------ PROVIDED DATA

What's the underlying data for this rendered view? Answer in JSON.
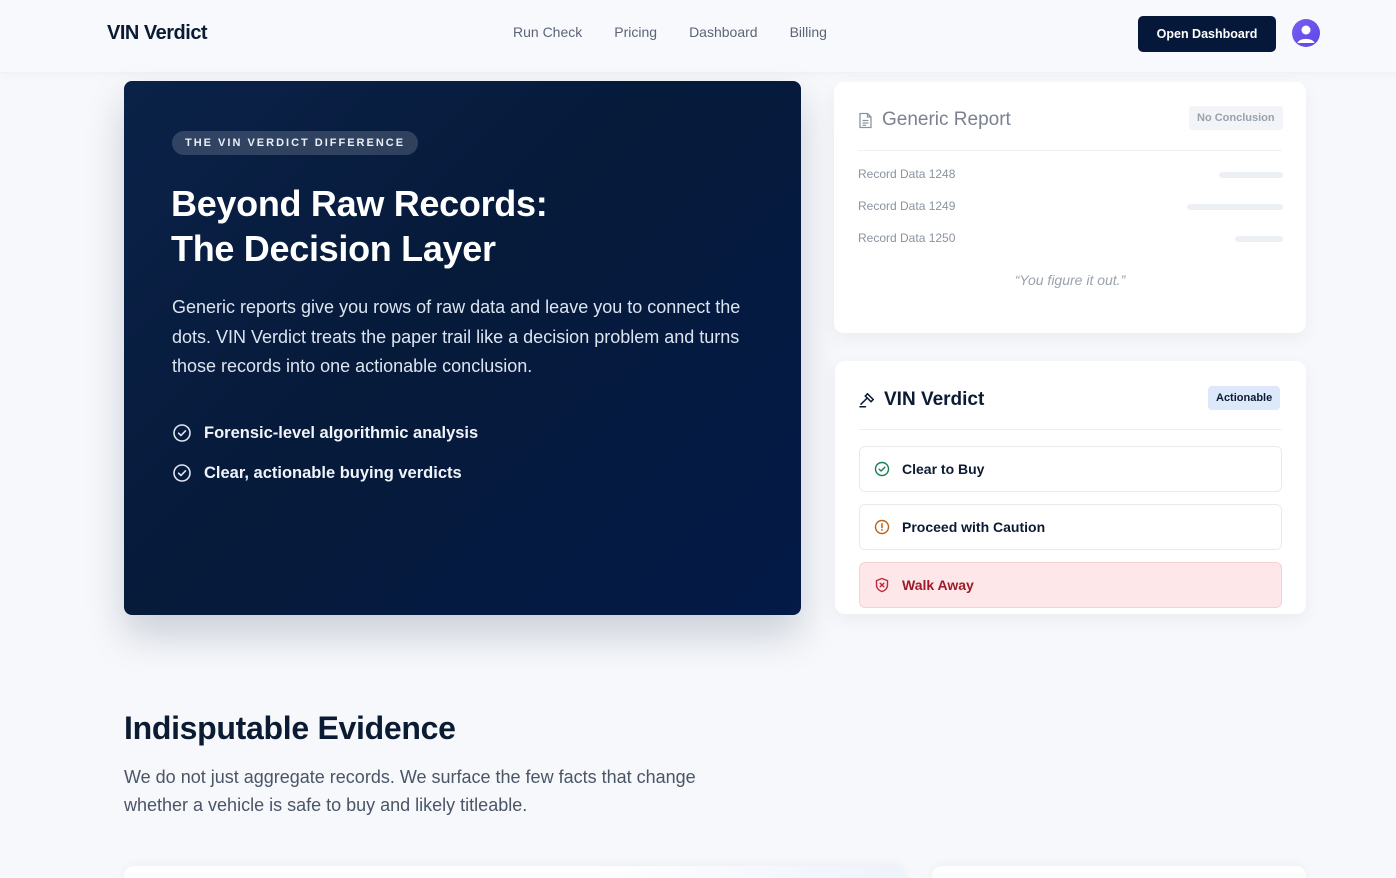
{
  "header": {
    "brand": "VIN Verdict",
    "nav": [
      "Run Check",
      "Pricing",
      "Dashboard",
      "Billing"
    ],
    "cta_label": "Open Dashboard",
    "avatar_icon": "user-avatar-icon"
  },
  "hero": {
    "eyebrow": "THE VIN VERDICT DIFFERENCE",
    "title_line1": "Beyond Raw Records:",
    "title_line2": "The Decision Layer",
    "description": "Generic reports give you rows of raw data and leave you to connect the dots. VIN Verdict treats the paper trail like a decision problem and turns those records into one actionable conclusion.",
    "bullets": [
      "Forensic-level algorithmic analysis",
      "Clear, actionable buying verdicts"
    ]
  },
  "generic_report": {
    "title": "Generic Report",
    "badge": "No Conclusion",
    "rows": [
      {
        "label": "Record Data 1248",
        "fill": 0.5
      },
      {
        "label": "Record Data 1249",
        "fill": 0.75
      },
      {
        "label": "Record Data 1250",
        "fill": 0.375
      }
    ],
    "quote": "“You figure it out.”"
  },
  "vin_verdict": {
    "title": "VIN Verdict",
    "badge": "Actionable",
    "options": [
      {
        "label": "Clear to Buy",
        "icon": "check-circle-icon",
        "color": "#1a7f52"
      },
      {
        "label": "Proceed with Caution",
        "icon": "alert-circle-icon",
        "color": "#b8651b"
      },
      {
        "label": "Walk Away",
        "icon": "shield-x-icon",
        "color": "#c0273a"
      }
    ]
  },
  "evidence": {
    "title": "Indisputable Evidence",
    "description": "We do not just aggregate records. We surface the few facts that change whether a vehicle is safe to buy and likely titleable."
  },
  "colors": {
    "navy": "#06183a",
    "accent_bg": "#dde9fb",
    "danger_bg": "#fde7e8"
  }
}
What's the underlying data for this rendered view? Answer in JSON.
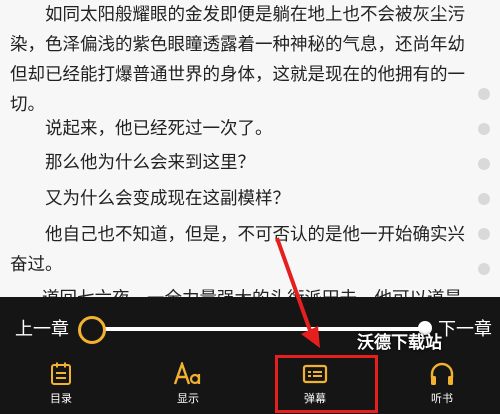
{
  "reader": {
    "paragraphs": [
      "　　如同太阳般耀眼的金发即便是躺在地上也不会被灰尘污染，色泽偏浅的紫色眼瞳透露着一种神秘的气息，还尚年幼但却已经能打爆普通世界的身体，这就是现在的他拥有的一切。",
      "　　说起来，他已经死过一次了。",
      "　　那么他为什么会来到这里？",
      "　　又为什么会变成现在这副模样？",
      "　　他自己也不知道，但是，不可否认的是他一开始确实兴奋过。"
    ],
    "partial_line": "道回七六夜，一全力量强大的头衔派田去，他可以道是"
  },
  "chapter_bar": {
    "prev_label": "上一章",
    "next_label": "下一章",
    "progress": 0.0
  },
  "bottom_nav": {
    "items": [
      {
        "label": "目录",
        "icon": "catalog-icon"
      },
      {
        "label": "显示",
        "icon": "font-display-icon"
      },
      {
        "label": "弹幕",
        "icon": "danmaku-icon"
      },
      {
        "label": "听书",
        "icon": "headphones-icon"
      }
    ]
  },
  "watermark": "沃德下载站",
  "colors": {
    "accent": "#f2b230",
    "panel": "#151515",
    "annotation": "#e51e1e"
  }
}
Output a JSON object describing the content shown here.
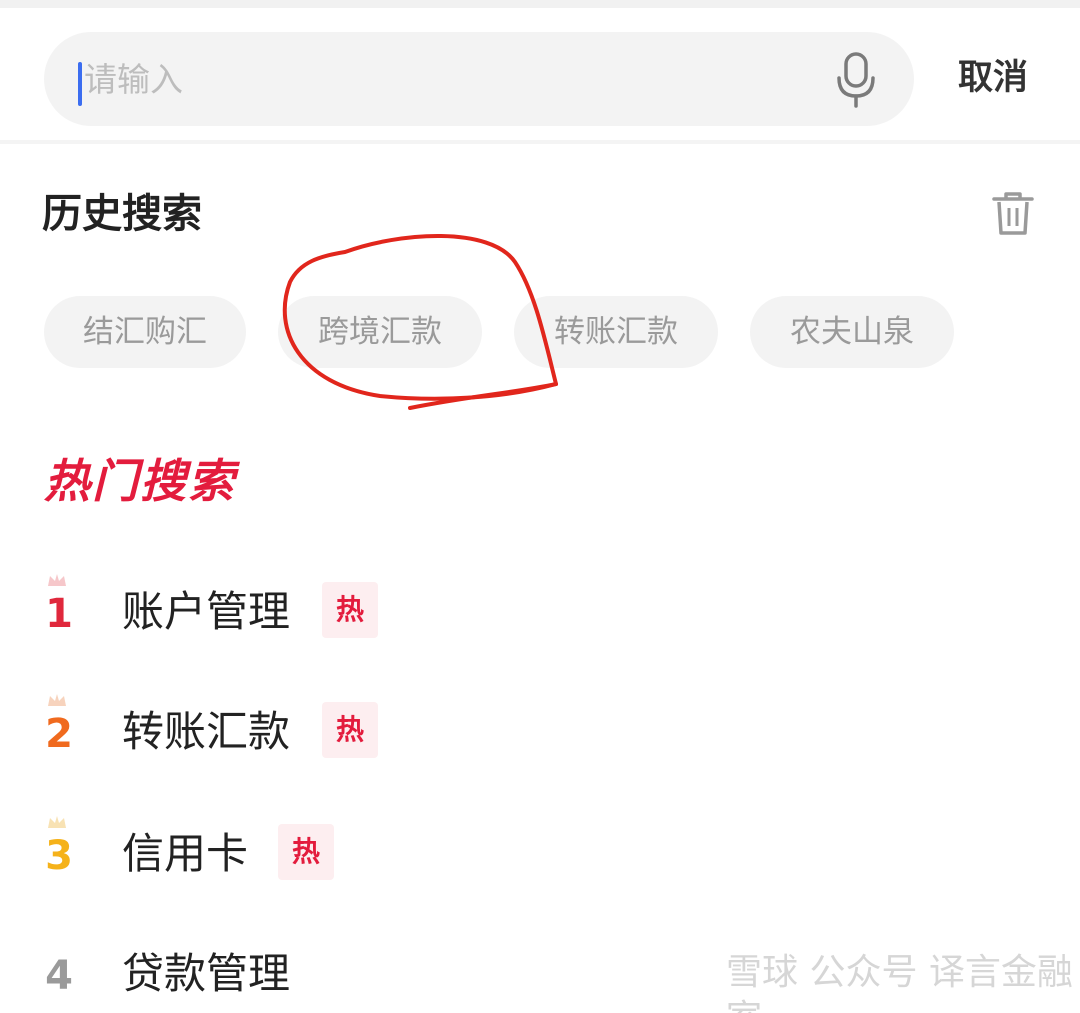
{
  "search": {
    "placeholder": "请输入",
    "value": "",
    "cancel_label": "取消",
    "mic_icon": "microphone-icon"
  },
  "history": {
    "title": "历史搜索",
    "clear_icon": "trash-icon",
    "items": [
      "结汇购汇",
      "跨境汇款",
      "转账汇款",
      "农夫山泉"
    ]
  },
  "hot": {
    "title": "热门搜索",
    "badge_label": "热",
    "items": [
      {
        "rank": "1",
        "label": "账户管理",
        "color": "#e0283c",
        "crown": true,
        "hot": true
      },
      {
        "rank": "2",
        "label": "转账汇款",
        "color": "#f06a1e",
        "crown": true,
        "hot": true
      },
      {
        "rank": "3",
        "label": "信用卡",
        "color": "#f5b21a",
        "crown": true,
        "hot": true
      },
      {
        "rank": "4",
        "label": "贷款管理",
        "color": "#9a9a9a",
        "crown": false,
        "hot": false
      }
    ]
  },
  "watermark": {
    "text": "雪球 公众号 译言金融室"
  },
  "colors": {
    "accent": "#e31c3d",
    "caret": "#3b6df0",
    "annotation": "#e1261c"
  }
}
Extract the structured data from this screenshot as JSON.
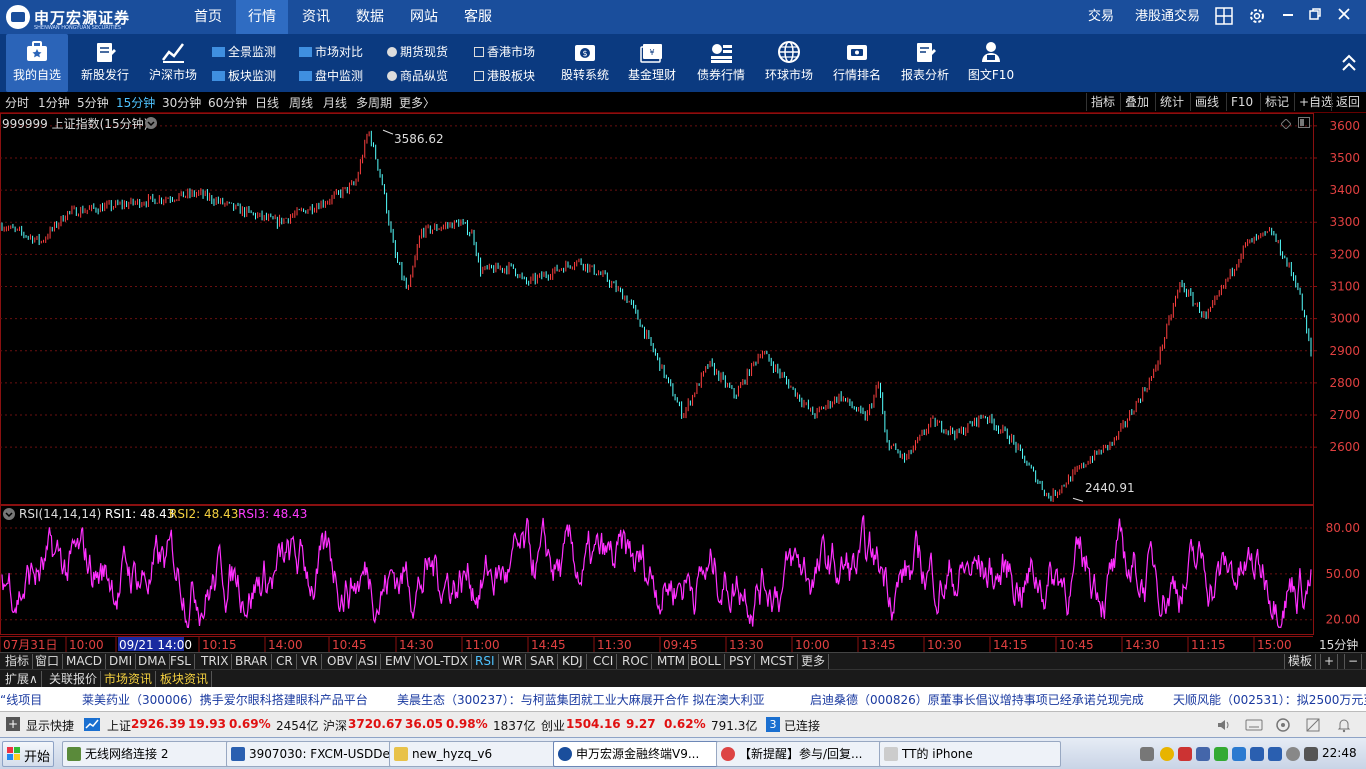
{
  "app": {
    "brand": "申万宏源证券",
    "brand_en": "SHENWAN HONGYUAN SECURITIES",
    "nav": [
      "首页",
      "行情",
      "资讯",
      "数据",
      "网站",
      "客服"
    ],
    "nav_active": 1,
    "right_links": [
      "交易",
      "港股通交易"
    ]
  },
  "toolbar": {
    "big": [
      {
        "label": "我的自选",
        "icon": "favorites-icon"
      },
      {
        "label": "新股发行",
        "icon": "ipo-icon"
      },
      {
        "label": "沪深市场",
        "icon": "market-icon"
      },
      {
        "label": "股转系统",
        "icon": "share-transfer-icon"
      },
      {
        "label": "基金理财",
        "icon": "fund-icon"
      },
      {
        "label": "债券行情",
        "icon": "bond-icon"
      },
      {
        "label": "环球市场",
        "icon": "globe-icon"
      },
      {
        "label": "行情排名",
        "icon": "ranking-icon"
      },
      {
        "label": "报表分析",
        "icon": "report-icon"
      },
      {
        "label": "图文F10",
        "icon": "f10-icon"
      }
    ],
    "mini": [
      {
        "label": "全景监测"
      },
      {
        "label": "板块监测"
      },
      {
        "label": "市场对比"
      },
      {
        "label": "盘中监测"
      },
      {
        "label": "期货现货"
      },
      {
        "label": "商品纵览"
      },
      {
        "label": "香港市场"
      },
      {
        "label": "港股板块"
      }
    ]
  },
  "periods": [
    "分时",
    "1分钟",
    "5分钟",
    "15分钟",
    "30分钟",
    "60分钟",
    "日线",
    "周线",
    "月线",
    "多周期",
    "更多〉"
  ],
  "period_active": 3,
  "right_tools": [
    "指标",
    "叠加",
    "统计",
    "画线",
    "F10",
    "标记",
    "+自选",
    "返回"
  ],
  "chart": {
    "title": "999999 上证指数(15分钟)",
    "high_label": "3586.62",
    "low_label": "2440.91",
    "period_label": "15分钟",
    "rsi_title": "RSI(14,14,14)",
    "rsi1": "RSI1: 48.43",
    "rsi2": "RSI2: 48.43",
    "rsi3": "RSI3: 48.43"
  },
  "chart_data": {
    "type": "line",
    "title": "999999 上证指数(15分钟)",
    "y_ticks": [
      3600,
      3500,
      3400,
      3300,
      3200,
      3100,
      3000,
      2900,
      2800,
      2700,
      2600
    ],
    "ylim": [
      2420,
      3640
    ],
    "x_labels": [
      "07月31日",
      "10:00",
      "09/21 14:00",
      "10:15",
      "14:00",
      "10:45",
      "14:30",
      "11:00",
      "14:45",
      "11:30",
      "09:45",
      "13:30",
      "10:00",
      "13:45",
      "10:30",
      "14:15",
      "10:45",
      "14:30",
      "11:15",
      "15:00"
    ],
    "series_keypoints": [
      [
        0,
        3290
      ],
      [
        3,
        3240
      ],
      [
        5,
        3330
      ],
      [
        10,
        3360
      ],
      [
        15,
        3390
      ],
      [
        18,
        3340
      ],
      [
        21,
        3300
      ],
      [
        25,
        3370
      ],
      [
        27,
        3420
      ],
      [
        28,
        3586.62
      ],
      [
        29,
        3430
      ],
      [
        30,
        3200
      ],
      [
        31,
        3080
      ],
      [
        32,
        3270
      ],
      [
        35,
        3300
      ],
      [
        36,
        3260
      ],
      [
        36.5,
        3150
      ],
      [
        39,
        3160
      ],
      [
        40,
        3110
      ],
      [
        44,
        3180
      ],
      [
        46,
        3130
      ],
      [
        48,
        3050
      ],
      [
        50,
        2880
      ],
      [
        52,
        2700
      ],
      [
        54,
        2860
      ],
      [
        56,
        2760
      ],
      [
        58,
        2900
      ],
      [
        60,
        2800
      ],
      [
        62,
        2700
      ],
      [
        64,
        2760
      ],
      [
        66,
        2690
      ],
      [
        67,
        2800
      ],
      [
        67.5,
        2620
      ],
      [
        69,
        2560
      ],
      [
        71,
        2680
      ],
      [
        73,
        2640
      ],
      [
        75,
        2700
      ],
      [
        77,
        2630
      ],
      [
        80,
        2440.91
      ],
      [
        83,
        2560
      ],
      [
        85,
        2620
      ],
      [
        88,
        2830
      ],
      [
        90,
        3110
      ],
      [
        92,
        3000
      ],
      [
        95,
        3230
      ],
      [
        97,
        3270
      ],
      [
        99,
        3100
      ],
      [
        100,
        2890
      ]
    ],
    "high": 3586.62,
    "low": 2440.91,
    "rsi": {
      "y_ticks": [
        80.0,
        50.0,
        20.0
      ],
      "y_tick_labels": [
        "80.00",
        "50.00",
        "20.00"
      ],
      "ylim": [
        10,
        95
      ],
      "RSI1": 48.43,
      "RSI2": 48.43,
      "RSI3": 48.43
    }
  },
  "indicators": [
    "指标",
    "窗口",
    "MACD",
    "DMI",
    "DMA",
    "FSL",
    "TRIX",
    "BRAR",
    "CR",
    "VR",
    "OBV",
    "ASI",
    "EMV",
    "VOL-TDX",
    "RSI",
    "WR",
    "SAR",
    "KDJ",
    "CCI",
    "ROC",
    "MTM",
    "BOLL",
    "PSY",
    "MCST",
    "更多"
  ],
  "indicator_active": 14,
  "template_label": "模板",
  "ext_tabs": [
    "扩展∧",
    "关联报价",
    "市场资讯",
    "板块资讯"
  ],
  "ticker": [
    "“线项目",
    "莱美药业（300006）携手爱尔眼科搭建眼科产品平台",
    "美晨生态（300237）：与柯蓝集团就工业大麻展开合作  拟在澳大利亚",
    "启迪桑德（000826）原董事长倡议增持事项已经承诺兑现完成",
    "天顺风能（002531）：拟2500万元至"
  ],
  "status": {
    "shortcut": "显示快捷",
    "sh_label": "上证",
    "sh_value": "2926.39",
    "sh_change": "19.93",
    "sh_pct": "0.69%",
    "sh_amount": "2454亿",
    "sz_label": "沪深",
    "sz_value": "3720.67",
    "sz_change": "36.05",
    "sz_pct": "0.98%",
    "sz_amount": "1837亿",
    "cy_label": "创业",
    "cy_value": "1504.16",
    "cy_change": "9.27",
    "cy_pct": "0.62%",
    "cy_amount": "791.3亿",
    "conn_count": "3",
    "conn_label": "已连接"
  },
  "taskbar": {
    "start": "开始",
    "tasks": [
      {
        "label": "无线网络连接 2"
      },
      {
        "label": "3907030: FXCM-USDDe..."
      },
      {
        "label": "new_hyzq_v6"
      },
      {
        "label": "申万宏源金融终端V9..."
      },
      {
        "label": "【新提醒】参与/回复..."
      },
      {
        "label": "TT的 iPhone"
      }
    ],
    "task_active": 3,
    "clock": "22:48"
  }
}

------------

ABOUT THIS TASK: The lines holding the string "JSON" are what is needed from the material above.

WRITTEN SOLUTION:
What's the underlying data for this rendered view? Answer in JSON.
What's the underlying data for this rendered view? Answer in JSON.
Output a JSON object describing the content shown here.
Extract the structured data from this screenshot as JSON.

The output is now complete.